It’s true that, as dispensing professionals, we usually encourage our patients to use their hearing aids in as many environments and in as many circumstances as possible. However, I’m always amazed by how little amplification is required for listening to music. My typical suggestion is that most people with a mild-to-moderate hearing loss should simply remove their hearing aids as they provide little or no gain for the more intense components of music. And, as a general rule, when listening to or playing live music, this is probably correct.
Some inherent problems for hearing aids and music processing. Most hearing aids distort with inputs in excess of 95 dBSPL, and this has nothing to do with the processing or the cost of the hearing aid; it has everything to do with the analog-to-digital converter (and a 16-bit hearing aid). These “front end” devices are found in all digital hearing aids and, with the exception of four innovations on the market today, are severe limitations for listening to high-fidelity distortion-free music. The four innovations are:
- The K-Amp that has no analog-to-digital converter;
- All hearing aids with the HRX circuit (initially from Gennum, then purchased by Sound Design, and most recently purchased by ON Semi-conductors);
- Those with a low-cut microphone (-6 dB/octave); and
- Those with a front end that can auto-range from 15-111 dBSPL rather than the 0-96 dBSPL found in most other 16-bit systems.
These technologies exist and work wonderfully well for musicians and those of us who just like to listen to music.
A discussion of those hearing aids that possess the above technologies is from previous blogs (go to www.hearinghealthmatters.org/hearthemusic), so I won’t dwell on them, other than to point out that the solution to hearing aids and music is not a software adjustment issue, but is related to whether the analog-to-digital converter is over-driven by the more intense components of music. Once music is distorted, no amount of “software fiddling,” which occurs later in the circuit, can improve things. The trick is not to distort the music at the “front end” of the hearing aid.
Having dispatched with that subject, I would now like to dwell on gain corrections for music versus those for speech.
Soft speech, average speech, and loud speech are typically taken to have inputs of 55 dB, 65 dB, and 80 dBSPL, but this does vary from manufacturer to manufacturer and from fitting algorithm to fitting algorithm. Although we are not sure exactly which numbers to use for soft, average, and loud speech, suffice it to say that the most intense components of speech are on the order of 80-85 dBSPL. It turns out that loud speech is comfortably average music—that is, everything is shifted upwards by about 15 dB for the analogous range for music.
Table 1 is derived from Fig6, but almost identical data could also have been derived from the latest versions of the NAL and DSL fitting formulae. The table shows the amount of gain for a range of hearing losses in dBHL at 1000 Hz for very soft music (65 dB input); comfortable music (80 dB input); and comfortably loud music (95 dB input). Even people with a hearing loss of 85 dBHL at 1000 Hz may need only 4 dB of gain for comfortably loud music (Table 1).

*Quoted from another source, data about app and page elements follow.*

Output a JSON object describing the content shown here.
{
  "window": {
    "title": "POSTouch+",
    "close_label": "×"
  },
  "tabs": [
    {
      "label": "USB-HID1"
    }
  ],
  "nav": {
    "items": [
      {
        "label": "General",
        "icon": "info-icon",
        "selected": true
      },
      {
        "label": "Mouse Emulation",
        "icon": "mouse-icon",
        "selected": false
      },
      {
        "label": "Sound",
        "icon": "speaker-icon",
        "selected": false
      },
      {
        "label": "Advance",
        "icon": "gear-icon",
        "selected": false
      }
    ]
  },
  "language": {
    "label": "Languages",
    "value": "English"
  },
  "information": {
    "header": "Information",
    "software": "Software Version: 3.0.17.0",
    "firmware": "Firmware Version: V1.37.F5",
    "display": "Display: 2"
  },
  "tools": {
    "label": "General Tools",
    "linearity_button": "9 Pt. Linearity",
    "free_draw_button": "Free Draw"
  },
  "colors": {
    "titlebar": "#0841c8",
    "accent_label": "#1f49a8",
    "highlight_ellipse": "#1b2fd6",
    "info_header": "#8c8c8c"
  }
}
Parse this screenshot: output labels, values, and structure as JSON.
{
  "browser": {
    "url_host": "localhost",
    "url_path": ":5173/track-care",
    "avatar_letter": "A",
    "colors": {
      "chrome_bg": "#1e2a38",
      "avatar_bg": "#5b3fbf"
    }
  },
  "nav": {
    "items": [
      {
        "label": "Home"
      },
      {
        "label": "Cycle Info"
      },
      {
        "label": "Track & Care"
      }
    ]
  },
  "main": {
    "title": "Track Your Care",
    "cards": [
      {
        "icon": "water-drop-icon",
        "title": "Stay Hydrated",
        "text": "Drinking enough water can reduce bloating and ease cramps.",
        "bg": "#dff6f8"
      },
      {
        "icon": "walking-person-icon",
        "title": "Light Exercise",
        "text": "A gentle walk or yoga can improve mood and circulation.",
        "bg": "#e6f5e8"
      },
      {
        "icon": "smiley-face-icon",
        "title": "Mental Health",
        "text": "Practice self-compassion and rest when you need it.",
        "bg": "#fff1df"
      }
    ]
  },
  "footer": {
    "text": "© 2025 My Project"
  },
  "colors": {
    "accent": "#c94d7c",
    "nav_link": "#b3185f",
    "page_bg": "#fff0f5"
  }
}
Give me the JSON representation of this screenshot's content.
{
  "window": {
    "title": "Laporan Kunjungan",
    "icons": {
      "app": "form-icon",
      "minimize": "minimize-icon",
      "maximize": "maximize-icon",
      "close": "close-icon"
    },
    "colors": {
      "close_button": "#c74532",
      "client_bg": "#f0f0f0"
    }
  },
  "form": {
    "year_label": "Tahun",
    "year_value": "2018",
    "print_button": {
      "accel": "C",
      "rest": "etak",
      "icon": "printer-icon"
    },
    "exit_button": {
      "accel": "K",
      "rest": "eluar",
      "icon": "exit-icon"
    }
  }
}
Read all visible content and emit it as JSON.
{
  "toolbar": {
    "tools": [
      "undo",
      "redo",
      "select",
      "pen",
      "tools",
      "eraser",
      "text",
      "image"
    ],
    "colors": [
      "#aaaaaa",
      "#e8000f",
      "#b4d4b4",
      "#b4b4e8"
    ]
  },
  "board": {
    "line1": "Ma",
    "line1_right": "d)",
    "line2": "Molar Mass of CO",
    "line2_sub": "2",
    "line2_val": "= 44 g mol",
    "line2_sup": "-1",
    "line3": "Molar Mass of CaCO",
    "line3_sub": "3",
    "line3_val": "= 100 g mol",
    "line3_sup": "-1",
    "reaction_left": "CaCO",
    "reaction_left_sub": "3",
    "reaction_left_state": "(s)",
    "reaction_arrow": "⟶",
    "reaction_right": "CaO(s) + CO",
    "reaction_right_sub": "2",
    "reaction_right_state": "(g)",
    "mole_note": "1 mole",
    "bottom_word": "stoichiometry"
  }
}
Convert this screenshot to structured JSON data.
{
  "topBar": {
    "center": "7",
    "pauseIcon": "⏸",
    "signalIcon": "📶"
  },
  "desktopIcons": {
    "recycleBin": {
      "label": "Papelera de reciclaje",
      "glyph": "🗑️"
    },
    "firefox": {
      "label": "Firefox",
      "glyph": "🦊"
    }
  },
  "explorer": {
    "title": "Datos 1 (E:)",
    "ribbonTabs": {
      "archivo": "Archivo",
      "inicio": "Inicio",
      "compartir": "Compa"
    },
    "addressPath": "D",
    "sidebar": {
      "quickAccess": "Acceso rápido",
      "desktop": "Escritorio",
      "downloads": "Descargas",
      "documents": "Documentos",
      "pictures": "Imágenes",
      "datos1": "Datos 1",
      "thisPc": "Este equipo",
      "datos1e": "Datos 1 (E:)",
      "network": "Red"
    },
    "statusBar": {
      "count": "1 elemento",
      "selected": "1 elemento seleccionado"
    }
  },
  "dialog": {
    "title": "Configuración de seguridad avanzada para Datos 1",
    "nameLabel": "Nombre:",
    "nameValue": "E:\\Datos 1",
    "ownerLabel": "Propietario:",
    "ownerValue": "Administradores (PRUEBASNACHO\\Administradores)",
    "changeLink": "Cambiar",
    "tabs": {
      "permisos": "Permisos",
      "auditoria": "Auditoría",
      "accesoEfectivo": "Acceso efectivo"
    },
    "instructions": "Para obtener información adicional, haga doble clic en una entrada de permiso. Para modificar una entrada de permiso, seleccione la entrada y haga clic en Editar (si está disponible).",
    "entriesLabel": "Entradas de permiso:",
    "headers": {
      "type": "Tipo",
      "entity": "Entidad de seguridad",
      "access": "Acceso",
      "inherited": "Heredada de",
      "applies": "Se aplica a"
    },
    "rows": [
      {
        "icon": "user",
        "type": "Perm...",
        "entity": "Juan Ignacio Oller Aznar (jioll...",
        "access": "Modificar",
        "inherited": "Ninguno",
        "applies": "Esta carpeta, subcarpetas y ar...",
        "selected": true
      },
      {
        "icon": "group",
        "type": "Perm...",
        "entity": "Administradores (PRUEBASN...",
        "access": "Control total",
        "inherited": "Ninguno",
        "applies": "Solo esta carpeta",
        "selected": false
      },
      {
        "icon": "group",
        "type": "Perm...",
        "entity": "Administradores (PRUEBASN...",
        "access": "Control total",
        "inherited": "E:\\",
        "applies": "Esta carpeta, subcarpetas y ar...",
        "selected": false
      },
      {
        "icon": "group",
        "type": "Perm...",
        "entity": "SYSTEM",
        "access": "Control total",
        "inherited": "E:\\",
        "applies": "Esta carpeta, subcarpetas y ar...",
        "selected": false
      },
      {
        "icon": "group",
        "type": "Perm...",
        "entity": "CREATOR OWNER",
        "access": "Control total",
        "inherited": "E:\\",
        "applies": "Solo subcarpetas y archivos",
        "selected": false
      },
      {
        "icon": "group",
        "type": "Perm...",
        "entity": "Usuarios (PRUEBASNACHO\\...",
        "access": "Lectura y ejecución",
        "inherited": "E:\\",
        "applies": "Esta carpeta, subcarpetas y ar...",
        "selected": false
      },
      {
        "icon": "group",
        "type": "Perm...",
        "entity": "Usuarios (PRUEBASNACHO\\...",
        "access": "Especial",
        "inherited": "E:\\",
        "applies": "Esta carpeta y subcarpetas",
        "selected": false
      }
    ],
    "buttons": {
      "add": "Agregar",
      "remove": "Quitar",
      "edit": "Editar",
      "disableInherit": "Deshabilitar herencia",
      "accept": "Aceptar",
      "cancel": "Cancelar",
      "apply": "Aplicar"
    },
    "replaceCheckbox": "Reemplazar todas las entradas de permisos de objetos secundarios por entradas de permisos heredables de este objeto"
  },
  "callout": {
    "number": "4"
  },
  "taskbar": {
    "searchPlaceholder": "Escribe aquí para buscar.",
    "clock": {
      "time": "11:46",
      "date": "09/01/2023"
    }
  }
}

While the gains for 65 dB input levels (very soft music and average conversational speech) are well defined by NAL and DSL, the 95 dB input (comfortably loud music) is not typically considered by most dispensing professionals. Even for severe hearing losses, only a few decibels of amplification are required.
So…my general clinical rule: “Most people with a mild-to-moderate hearing loss should simply remove their hearing aids when listening to live music” is probably quite true.
Agree or disagree? Comment on Dr Chasin’s Hear The Music blog or e-mail him at .